■ What needs to be done
State only how many lines below include the string "yuri".

■ Dataset excerpts
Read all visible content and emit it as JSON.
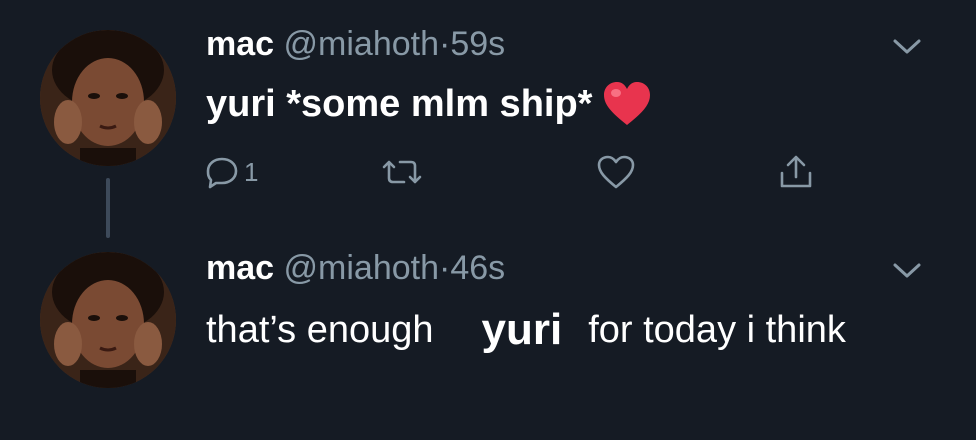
{
  "tweets": [
    {
      "name": "mac",
      "handle": "@miahoth",
      "separator": "·",
      "time": "59s",
      "text": "yuri *some mlm ship*",
      "emoji": "red-heart",
      "reply_count": "1"
    },
    {
      "name": "mac",
      "handle": "@miahoth",
      "separator": "·",
      "time": "46s",
      "text_before": "that’s enough",
      "text_overlay": "yuri",
      "text_after": "for today i think"
    }
  ],
  "colors": {
    "background": "#151b24",
    "secondary_text": "#8899a6",
    "primary_text": "#ffffff",
    "thread_line": "#3d4a5a",
    "heart_emoji": "#e8344e"
  },
  "icons": [
    "reply-icon",
    "retweet-icon",
    "like-icon",
    "share-icon",
    "chevron-down-icon",
    "heart-emoji-icon"
  ]
}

■ Exercise output
2